_Aim of the exercise_: Go through the entries below and work out how many lines include "structure"; give only that number.

[Interface dataset entries]
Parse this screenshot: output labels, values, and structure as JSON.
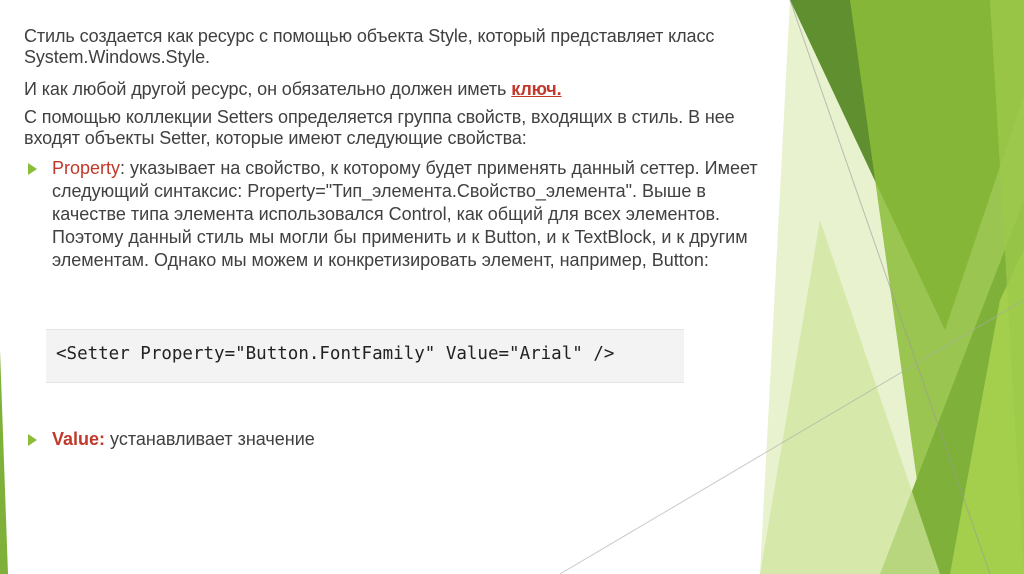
{
  "slide": {
    "paragraph1": "Стиль создается как ресурс с помощью объекта Style, который представляет класс System.Windows.Style.",
    "paragraph2_text": "И как любой другой ресурс, он обязательно должен иметь ",
    "paragraph2_link": "ключ.",
    "paragraph3": "С помощью коллекции Setters определяется группа свойств, входящих в стиль. В нее входят объекты Setter, которые имеют следующие свойства:",
    "bullets": [
      {
        "term": "Property",
        "text": ": указывает на свойство, к которому будет применять данный сеттер. Имеет следующий синтаксис: Property=\"Тип_элемента.Свойство_элемента\". Выше в качестве типа элемента использовался Control, как общий для всех элементов. Поэтому данный стиль мы могли бы применить и к Button, и к TextBlock, и к другим элементам. Однако мы можем и конкретизировать элемент, например, Button:"
      },
      {
        "term": "Value:",
        "text": " устанавливает значение"
      }
    ],
    "code": "<Setter Property=\"Button.FontFamily\" Value=\"Arial\" />"
  },
  "colors": {
    "text": "#404040",
    "accent_red": "#c0392b",
    "bullet_green": "#8cbd3a",
    "green_dark": "#6f9a2e",
    "green_light": "#b6d86a"
  },
  "icons": {
    "bullet_marker": "triangle-right"
  }
}
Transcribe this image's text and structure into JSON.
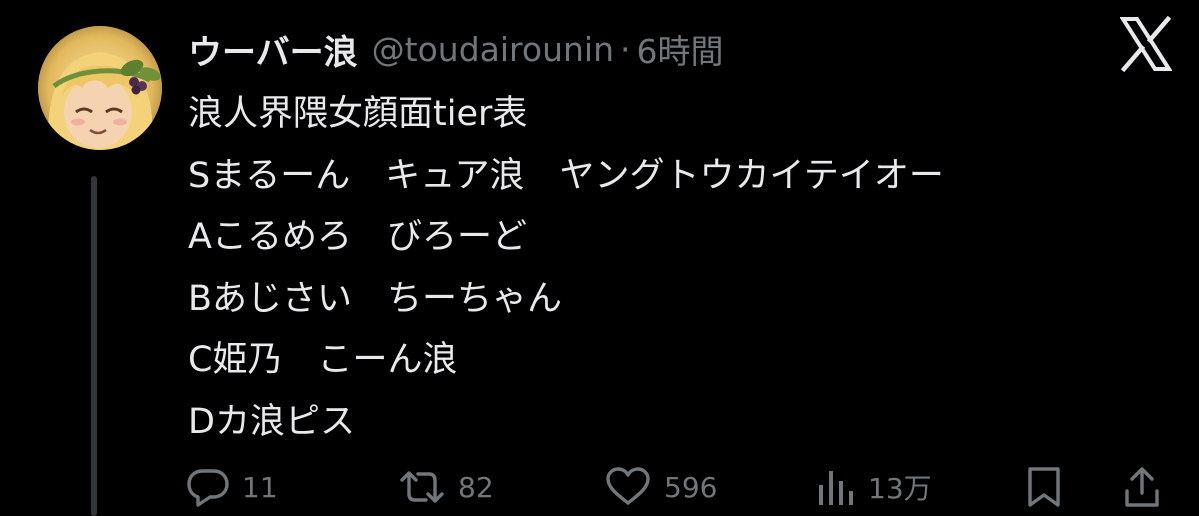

_Response area_: 2